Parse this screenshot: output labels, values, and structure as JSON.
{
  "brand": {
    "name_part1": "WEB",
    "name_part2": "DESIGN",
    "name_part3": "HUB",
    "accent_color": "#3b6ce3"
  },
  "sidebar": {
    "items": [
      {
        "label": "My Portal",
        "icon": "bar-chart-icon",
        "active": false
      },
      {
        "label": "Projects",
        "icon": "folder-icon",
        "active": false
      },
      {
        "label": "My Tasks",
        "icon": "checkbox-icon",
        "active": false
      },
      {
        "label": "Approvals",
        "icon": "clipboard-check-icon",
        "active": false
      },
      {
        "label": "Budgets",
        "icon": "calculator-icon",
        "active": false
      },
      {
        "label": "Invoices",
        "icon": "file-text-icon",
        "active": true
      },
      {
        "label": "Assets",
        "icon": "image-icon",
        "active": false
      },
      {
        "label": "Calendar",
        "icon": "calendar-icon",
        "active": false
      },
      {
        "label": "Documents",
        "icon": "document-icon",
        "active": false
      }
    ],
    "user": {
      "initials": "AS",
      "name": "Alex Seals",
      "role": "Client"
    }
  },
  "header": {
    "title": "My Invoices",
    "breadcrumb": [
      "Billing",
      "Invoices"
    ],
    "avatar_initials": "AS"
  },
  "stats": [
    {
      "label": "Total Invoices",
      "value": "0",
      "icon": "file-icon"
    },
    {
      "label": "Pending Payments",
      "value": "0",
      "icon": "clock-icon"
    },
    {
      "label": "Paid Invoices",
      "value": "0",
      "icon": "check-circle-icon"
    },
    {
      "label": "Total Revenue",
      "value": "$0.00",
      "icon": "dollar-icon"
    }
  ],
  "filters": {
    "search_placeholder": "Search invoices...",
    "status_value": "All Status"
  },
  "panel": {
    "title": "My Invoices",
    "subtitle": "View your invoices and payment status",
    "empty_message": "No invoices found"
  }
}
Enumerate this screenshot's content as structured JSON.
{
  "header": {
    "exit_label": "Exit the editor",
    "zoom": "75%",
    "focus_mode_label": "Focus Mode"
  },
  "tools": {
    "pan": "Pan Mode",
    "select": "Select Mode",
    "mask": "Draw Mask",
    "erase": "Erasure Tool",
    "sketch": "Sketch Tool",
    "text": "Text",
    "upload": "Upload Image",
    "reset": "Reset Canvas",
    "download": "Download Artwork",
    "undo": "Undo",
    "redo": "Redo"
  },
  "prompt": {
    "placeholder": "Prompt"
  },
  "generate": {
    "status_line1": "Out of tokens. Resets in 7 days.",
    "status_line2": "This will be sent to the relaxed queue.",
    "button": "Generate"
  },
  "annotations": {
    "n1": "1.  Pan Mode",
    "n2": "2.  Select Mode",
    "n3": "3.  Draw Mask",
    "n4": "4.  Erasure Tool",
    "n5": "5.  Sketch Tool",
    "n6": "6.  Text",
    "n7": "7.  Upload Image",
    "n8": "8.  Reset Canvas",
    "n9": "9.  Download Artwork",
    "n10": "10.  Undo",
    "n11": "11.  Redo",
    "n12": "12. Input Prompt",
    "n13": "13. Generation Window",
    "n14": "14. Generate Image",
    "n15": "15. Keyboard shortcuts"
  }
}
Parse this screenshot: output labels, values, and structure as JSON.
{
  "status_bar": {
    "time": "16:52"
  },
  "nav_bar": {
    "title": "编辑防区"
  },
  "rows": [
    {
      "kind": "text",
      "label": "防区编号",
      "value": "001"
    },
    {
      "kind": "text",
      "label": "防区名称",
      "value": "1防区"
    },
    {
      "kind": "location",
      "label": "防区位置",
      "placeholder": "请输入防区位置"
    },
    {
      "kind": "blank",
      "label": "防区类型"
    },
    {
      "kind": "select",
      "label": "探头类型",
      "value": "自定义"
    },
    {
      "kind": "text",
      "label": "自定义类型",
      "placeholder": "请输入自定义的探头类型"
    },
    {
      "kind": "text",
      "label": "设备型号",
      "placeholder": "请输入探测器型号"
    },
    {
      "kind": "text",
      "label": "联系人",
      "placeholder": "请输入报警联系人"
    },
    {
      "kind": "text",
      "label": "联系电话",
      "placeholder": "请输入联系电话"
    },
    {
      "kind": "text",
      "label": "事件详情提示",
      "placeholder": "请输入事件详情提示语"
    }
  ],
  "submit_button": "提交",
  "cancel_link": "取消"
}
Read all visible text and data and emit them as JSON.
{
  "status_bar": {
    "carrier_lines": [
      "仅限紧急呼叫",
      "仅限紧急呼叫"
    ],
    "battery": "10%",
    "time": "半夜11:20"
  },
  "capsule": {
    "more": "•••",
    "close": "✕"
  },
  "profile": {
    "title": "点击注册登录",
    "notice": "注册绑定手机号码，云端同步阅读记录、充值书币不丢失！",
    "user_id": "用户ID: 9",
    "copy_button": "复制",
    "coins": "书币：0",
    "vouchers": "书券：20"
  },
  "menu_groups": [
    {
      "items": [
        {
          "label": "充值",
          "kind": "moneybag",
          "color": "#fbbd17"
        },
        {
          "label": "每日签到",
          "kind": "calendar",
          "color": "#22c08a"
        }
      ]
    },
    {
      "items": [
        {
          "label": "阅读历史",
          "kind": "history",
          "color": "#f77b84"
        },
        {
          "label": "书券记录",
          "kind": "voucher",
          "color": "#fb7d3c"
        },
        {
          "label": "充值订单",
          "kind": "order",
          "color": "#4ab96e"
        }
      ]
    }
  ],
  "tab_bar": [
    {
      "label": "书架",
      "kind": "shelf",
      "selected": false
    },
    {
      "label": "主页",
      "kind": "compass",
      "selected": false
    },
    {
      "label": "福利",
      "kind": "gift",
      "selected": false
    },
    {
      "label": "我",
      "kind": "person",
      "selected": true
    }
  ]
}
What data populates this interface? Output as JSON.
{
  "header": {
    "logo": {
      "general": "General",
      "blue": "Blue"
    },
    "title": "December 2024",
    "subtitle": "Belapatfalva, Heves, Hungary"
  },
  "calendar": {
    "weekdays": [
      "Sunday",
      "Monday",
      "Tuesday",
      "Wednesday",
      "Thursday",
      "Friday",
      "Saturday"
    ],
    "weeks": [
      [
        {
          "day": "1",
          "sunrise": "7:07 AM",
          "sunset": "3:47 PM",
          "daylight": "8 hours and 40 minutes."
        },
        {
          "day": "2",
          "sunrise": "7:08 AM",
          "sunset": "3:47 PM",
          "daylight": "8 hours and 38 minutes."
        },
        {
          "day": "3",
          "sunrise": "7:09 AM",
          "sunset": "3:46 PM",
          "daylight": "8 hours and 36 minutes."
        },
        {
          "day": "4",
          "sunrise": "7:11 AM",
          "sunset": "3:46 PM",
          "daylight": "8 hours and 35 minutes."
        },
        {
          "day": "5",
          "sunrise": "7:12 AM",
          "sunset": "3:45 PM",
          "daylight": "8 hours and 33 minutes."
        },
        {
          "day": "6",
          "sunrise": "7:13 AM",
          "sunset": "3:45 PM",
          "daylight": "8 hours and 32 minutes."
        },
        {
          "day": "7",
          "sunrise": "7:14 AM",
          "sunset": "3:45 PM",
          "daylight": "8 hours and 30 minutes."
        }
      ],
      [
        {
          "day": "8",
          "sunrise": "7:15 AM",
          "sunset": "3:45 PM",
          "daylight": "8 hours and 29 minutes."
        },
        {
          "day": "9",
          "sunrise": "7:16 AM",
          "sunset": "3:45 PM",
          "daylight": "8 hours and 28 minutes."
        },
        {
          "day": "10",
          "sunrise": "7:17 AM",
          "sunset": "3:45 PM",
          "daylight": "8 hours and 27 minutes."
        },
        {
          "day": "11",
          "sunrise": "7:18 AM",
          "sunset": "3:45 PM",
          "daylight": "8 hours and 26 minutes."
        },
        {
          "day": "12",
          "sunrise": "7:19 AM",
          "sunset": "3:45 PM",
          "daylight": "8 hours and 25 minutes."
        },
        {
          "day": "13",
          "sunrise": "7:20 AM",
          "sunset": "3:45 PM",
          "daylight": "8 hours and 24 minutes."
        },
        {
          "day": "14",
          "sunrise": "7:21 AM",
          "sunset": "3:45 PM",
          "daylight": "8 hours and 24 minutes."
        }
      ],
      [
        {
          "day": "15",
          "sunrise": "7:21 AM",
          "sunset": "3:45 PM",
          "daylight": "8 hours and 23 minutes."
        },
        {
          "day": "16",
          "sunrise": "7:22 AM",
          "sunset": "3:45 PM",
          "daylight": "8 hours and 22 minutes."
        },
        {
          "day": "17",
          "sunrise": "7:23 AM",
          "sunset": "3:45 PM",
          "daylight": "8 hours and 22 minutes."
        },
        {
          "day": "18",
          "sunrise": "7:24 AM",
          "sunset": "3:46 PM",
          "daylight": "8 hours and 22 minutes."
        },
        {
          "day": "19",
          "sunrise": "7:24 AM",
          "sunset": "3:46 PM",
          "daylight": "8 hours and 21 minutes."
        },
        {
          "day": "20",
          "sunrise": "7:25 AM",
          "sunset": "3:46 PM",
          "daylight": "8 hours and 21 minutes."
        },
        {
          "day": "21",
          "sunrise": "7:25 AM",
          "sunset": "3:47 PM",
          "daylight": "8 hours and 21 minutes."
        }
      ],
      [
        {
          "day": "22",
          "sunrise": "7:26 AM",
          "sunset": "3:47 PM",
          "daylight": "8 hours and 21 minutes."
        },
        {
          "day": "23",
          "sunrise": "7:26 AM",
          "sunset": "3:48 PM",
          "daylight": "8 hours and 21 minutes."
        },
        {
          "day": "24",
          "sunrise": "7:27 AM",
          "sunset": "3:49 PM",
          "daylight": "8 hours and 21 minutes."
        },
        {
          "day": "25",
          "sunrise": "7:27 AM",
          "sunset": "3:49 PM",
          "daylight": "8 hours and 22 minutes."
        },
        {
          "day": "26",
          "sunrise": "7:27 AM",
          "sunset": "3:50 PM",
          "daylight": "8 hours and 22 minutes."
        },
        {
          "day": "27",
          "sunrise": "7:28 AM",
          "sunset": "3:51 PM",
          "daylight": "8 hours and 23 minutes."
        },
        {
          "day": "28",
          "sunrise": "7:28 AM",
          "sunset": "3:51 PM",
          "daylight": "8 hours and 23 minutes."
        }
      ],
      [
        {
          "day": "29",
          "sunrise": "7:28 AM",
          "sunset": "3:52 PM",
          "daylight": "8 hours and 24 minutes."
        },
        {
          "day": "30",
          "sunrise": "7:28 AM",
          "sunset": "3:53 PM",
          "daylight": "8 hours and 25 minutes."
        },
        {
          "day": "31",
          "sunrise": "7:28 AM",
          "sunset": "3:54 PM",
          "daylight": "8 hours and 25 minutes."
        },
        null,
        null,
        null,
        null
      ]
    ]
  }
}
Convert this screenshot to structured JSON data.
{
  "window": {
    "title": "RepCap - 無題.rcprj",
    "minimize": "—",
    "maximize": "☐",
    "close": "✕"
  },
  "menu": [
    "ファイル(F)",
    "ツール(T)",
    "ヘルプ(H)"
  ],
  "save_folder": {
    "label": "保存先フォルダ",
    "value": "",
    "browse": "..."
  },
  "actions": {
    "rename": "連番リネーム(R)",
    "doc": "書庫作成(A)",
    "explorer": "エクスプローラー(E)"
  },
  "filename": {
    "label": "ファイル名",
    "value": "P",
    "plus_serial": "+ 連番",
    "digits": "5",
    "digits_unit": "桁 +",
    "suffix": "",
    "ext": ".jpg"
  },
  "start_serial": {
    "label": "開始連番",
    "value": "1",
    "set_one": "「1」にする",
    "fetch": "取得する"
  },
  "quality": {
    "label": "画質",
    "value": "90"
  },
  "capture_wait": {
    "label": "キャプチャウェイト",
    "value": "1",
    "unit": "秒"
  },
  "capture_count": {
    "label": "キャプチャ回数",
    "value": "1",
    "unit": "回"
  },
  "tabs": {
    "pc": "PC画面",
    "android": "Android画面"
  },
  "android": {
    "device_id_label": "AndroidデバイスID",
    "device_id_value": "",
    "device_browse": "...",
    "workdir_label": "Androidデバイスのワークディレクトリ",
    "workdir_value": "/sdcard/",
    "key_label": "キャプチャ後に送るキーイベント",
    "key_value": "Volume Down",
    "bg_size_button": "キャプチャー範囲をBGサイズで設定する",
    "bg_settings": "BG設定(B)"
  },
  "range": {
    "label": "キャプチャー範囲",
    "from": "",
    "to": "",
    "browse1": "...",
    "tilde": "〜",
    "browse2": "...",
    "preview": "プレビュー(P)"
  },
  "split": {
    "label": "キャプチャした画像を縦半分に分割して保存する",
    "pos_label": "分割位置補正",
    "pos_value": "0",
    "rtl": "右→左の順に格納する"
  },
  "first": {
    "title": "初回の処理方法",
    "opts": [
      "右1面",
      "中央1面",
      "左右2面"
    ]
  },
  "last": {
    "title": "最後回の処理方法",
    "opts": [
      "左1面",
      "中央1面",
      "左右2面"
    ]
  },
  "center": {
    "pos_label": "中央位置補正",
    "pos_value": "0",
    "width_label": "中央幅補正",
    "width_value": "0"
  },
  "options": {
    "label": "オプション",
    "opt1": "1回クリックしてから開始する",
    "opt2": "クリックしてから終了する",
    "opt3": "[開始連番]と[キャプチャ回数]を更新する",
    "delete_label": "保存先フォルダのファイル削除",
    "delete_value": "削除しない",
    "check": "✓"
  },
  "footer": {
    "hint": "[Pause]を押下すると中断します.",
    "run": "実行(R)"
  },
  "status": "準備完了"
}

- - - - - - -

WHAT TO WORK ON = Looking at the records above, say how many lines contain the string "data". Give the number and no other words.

THE ANSWER = 3